### THE TASK
Search the material below for the word "label". Copy every line where it is found.

────────────────────────────────────────

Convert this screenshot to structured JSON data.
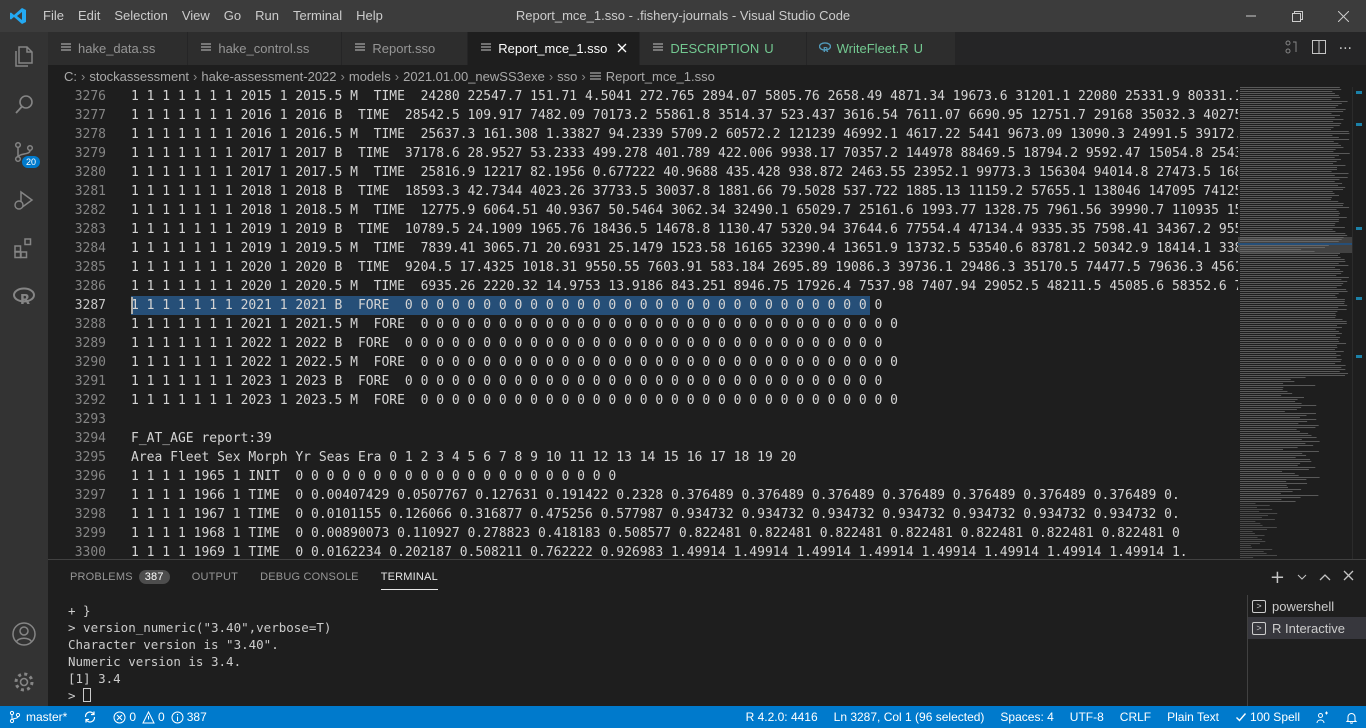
{
  "titlebar": {
    "menu": [
      "File",
      "Edit",
      "Selection",
      "View",
      "Go",
      "Run",
      "Terminal",
      "Help"
    ],
    "title": "Report_mce_1.sso - .fishery-journals - Visual Studio Code"
  },
  "activitybar": {
    "items": [
      "explorer-icon",
      "search-icon",
      "source-control-icon",
      "run-debug-icon",
      "extensions-icon",
      "r-icon"
    ],
    "scm_badge": "20",
    "bottom": [
      "account-icon",
      "manage-gear-icon"
    ]
  },
  "tabs": [
    {
      "label": "hake_data.ss",
      "active": false,
      "git": ""
    },
    {
      "label": "hake_control.ss",
      "active": false,
      "git": ""
    },
    {
      "label": "Report.sso",
      "active": false,
      "git": ""
    },
    {
      "label": "Report_mce_1.sso",
      "active": true,
      "git": ""
    },
    {
      "label": "DESCRIPTION",
      "active": false,
      "git": "U"
    },
    {
      "label": "WriteFleet.R",
      "active": false,
      "git": "U"
    }
  ],
  "breadcrumb": [
    "C:",
    "stockassessment",
    "hake-assessment-2022",
    "models",
    "2021.01.00_newSS3exe",
    "sso",
    "Report_mce_1.sso"
  ],
  "editor": {
    "current_line": 3287,
    "lines": [
      {
        "n": "3276",
        "t": "1 1 1 1 1 1 1 2015 1 2015.5 M  TIME  24280 22547.7 151.71 4.5041 272.765 2894.07 5805.76 2658.49 4871.34 19673.6 31201.1 22080 25331.9 80331.1"
      },
      {
        "n": "3277",
        "t": "1 1 1 1 1 1 1 2016 1 2016 B  TIME  28542.5 109.917 7482.09 70173.2 55861.8 3514.37 523.437 3616.54 7611.07 6690.95 12751.7 29168 35032.3 40275."
      },
      {
        "n": "3278",
        "t": "1 1 1 1 1 1 1 2016 1 2016.5 M  TIME  25637.3 161.308 1.33827 94.2339 5709.2 60572.2 121239 46992.1 4617.22 5441 9673.09 13090.3 24991.5 39172.7"
      },
      {
        "n": "3279",
        "t": "1 1 1 1 1 1 1 2017 1 2017 B  TIME  37178.6 28.9527 53.2333 499.278 401.789 422.006 9938.17 70357.2 144978 88469.5 18794.2 9592.47 15054.8 25434"
      },
      {
        "n": "3280",
        "t": "1 1 1 1 1 1 1 2017 1 2017.5 M  TIME  25816.9 12217 82.1956 0.677222 40.9688 435.428 938.872 2463.55 23952.1 99773.3 156304 94014.8 27473.5 1687"
      },
      {
        "n": "3281",
        "t": "1 1 1 1 1 1 1 2018 1 2018 B  TIME  18593.3 42.7344 4023.26 37733.5 30037.8 1881.66 79.5028 537.722 1885.13 11159.2 57655.1 138046 147095 74125."
      },
      {
        "n": "3282",
        "t": "1 1 1 1 1 1 1 2018 1 2018.5 M  TIME  12775.9 6064.51 40.9367 50.5464 3062.34 32490.1 65029.7 25161.6 1993.77 1328.75 7961.56 39990.7 110935 154"
      },
      {
        "n": "3283",
        "t": "1 1 1 1 1 1 1 2019 1 2019 B  TIME  10789.5 24.1909 1965.76 18436.5 14678.8 1130.47 5320.94 37644.6 77554.4 47134.4 9335.35 7598.41 34367.2 9552"
      },
      {
        "n": "3284",
        "t": "1 1 1 1 1 1 1 2019 1 2019.5 M  TIME  7839.41 3065.71 20.6931 25.1479 1523.58 16165 32390.4 13651.9 13732.5 53540.6 83781.2 50342.9 18414.1 3387"
      },
      {
        "n": "3285",
        "t": "1 1 1 1 1 1 1 2020 1 2020 B  TIME  9204.5 17.4325 1018.31 9550.55 7603.91 583.184 2695.89 19086.3 39736.1 29486.3 35170.5 74477.5 79636.3 45618"
      },
      {
        "n": "3286",
        "t": "1 1 1 1 1 1 1 2020 1 2020.5 M  TIME  6935.26 2220.32 14.9753 13.9186 843.251 8946.75 17926.4 7537.98 7407.94 29052.5 48211.5 45085.6 58352.6 74"
      },
      {
        "n": "3287",
        "t": "1 1 1 1 1 1 1 2021 1 2021 B  FORE  0 0 0 0 0 0 0 0 0 0 0 0 0 0 0 0 0 0 0 0 0 0 0 0 0 0 0 0 0 0 0"
      },
      {
        "n": "3288",
        "t": "1 1 1 1 1 1 1 2021 1 2021.5 M  FORE  0 0 0 0 0 0 0 0 0 0 0 0 0 0 0 0 0 0 0 0 0 0 0 0 0 0 0 0 0 0 0"
      },
      {
        "n": "3289",
        "t": "1 1 1 1 1 1 1 2022 1 2022 B  FORE  0 0 0 0 0 0 0 0 0 0 0 0 0 0 0 0 0 0 0 0 0 0 0 0 0 0 0 0 0 0 0"
      },
      {
        "n": "3290",
        "t": "1 1 1 1 1 1 1 2022 1 2022.5 M  FORE  0 0 0 0 0 0 0 0 0 0 0 0 0 0 0 0 0 0 0 0 0 0 0 0 0 0 0 0 0 0 0"
      },
      {
        "n": "3291",
        "t": "1 1 1 1 1 1 1 2023 1 2023 B  FORE  0 0 0 0 0 0 0 0 0 0 0 0 0 0 0 0 0 0 0 0 0 0 0 0 0 0 0 0 0 0 0"
      },
      {
        "n": "3292",
        "t": "1 1 1 1 1 1 1 2023 1 2023.5 M  FORE  0 0 0 0 0 0 0 0 0 0 0 0 0 0 0 0 0 0 0 0 0 0 0 0 0 0 0 0 0 0 0"
      },
      {
        "n": "3293",
        "t": ""
      },
      {
        "n": "3294",
        "t": "F_AT_AGE report:39"
      },
      {
        "n": "3295",
        "t": "Area Fleet Sex Morph Yr Seas Era 0 1 2 3 4 5 6 7 8 9 10 11 12 13 14 15 16 17 18 19 20"
      },
      {
        "n": "3296",
        "t": "1 1 1 1 1965 1 INIT  0 0 0 0 0 0 0 0 0 0 0 0 0 0 0 0 0 0 0 0 0"
      },
      {
        "n": "3297",
        "t": "1 1 1 1 1966 1 TIME  0 0.00407429 0.0507767 0.127631 0.191422 0.2328 0.376489 0.376489 0.376489 0.376489 0.376489 0.376489 0.376489 0."
      },
      {
        "n": "3298",
        "t": "1 1 1 1 1967 1 TIME  0 0.0101155 0.126066 0.316877 0.475256 0.577987 0.934732 0.934732 0.934732 0.934732 0.934732 0.934732 0.934732 0."
      },
      {
        "n": "3299",
        "t": "1 1 1 1 1968 1 TIME  0 0.00890073 0.110927 0.278823 0.418183 0.508577 0.822481 0.822481 0.822481 0.822481 0.822481 0.822481 0.822481 0"
      },
      {
        "n": "3300",
        "t": "1 1 1 1 1969 1 TIME  0 0.0162234 0.202187 0.508211 0.762222 0.926983 1.49914 1.49914 1.49914 1.49914 1.49914 1.49914 1.49914 1.49914 1."
      }
    ]
  },
  "panel": {
    "tabs": [
      {
        "label": "PROBLEMS",
        "count": "387",
        "active": false
      },
      {
        "label": "OUTPUT",
        "count": "",
        "active": false
      },
      {
        "label": "DEBUG CONSOLE",
        "count": "",
        "active": false
      },
      {
        "label": "TERMINAL",
        "count": "",
        "active": true
      }
    ],
    "terminal_lines": [
      "+ }",
      "> version_numeric(\"3.40\",verbose=T)",
      "Character version is \"3.40\".",
      "Numeric version is 3.4.",
      "[1] 3.4",
      "> "
    ],
    "terminals": [
      {
        "label": "powershell",
        "active": false
      },
      {
        "label": "R Interactive",
        "active": true
      }
    ]
  },
  "statusbar": {
    "branch": "master*",
    "errors": "0",
    "warnings": "0",
    "infos": "387",
    "r_version": "R 4.2.0: 4416",
    "position": "Ln 3287, Col 1 (96 selected)",
    "spaces": "Spaces: 4",
    "encoding": "UTF-8",
    "eol": "CRLF",
    "language": "Plain Text",
    "spell": "100 Spell"
  },
  "colors": {
    "accent": "#007acc",
    "selection": "#264f78",
    "git_untracked": "#73c991"
  }
}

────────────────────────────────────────

### RESPONSE TO THE EXERCISE
      "label": "hake_data.ss",
      "label": "hake_control.ss",
      "label": "Report.sso",
      "label": "Report_mce_1.sso",
      "label": "DESCRIPTION",
      "label": "WriteFleet.R",
        "label": "PROBLEMS",
        "label": "OUTPUT",
        "label": "DEBUG CONSOLE",
        "label": "TERMINAL",
        "label": "powershell",
        "label": "R Interactive",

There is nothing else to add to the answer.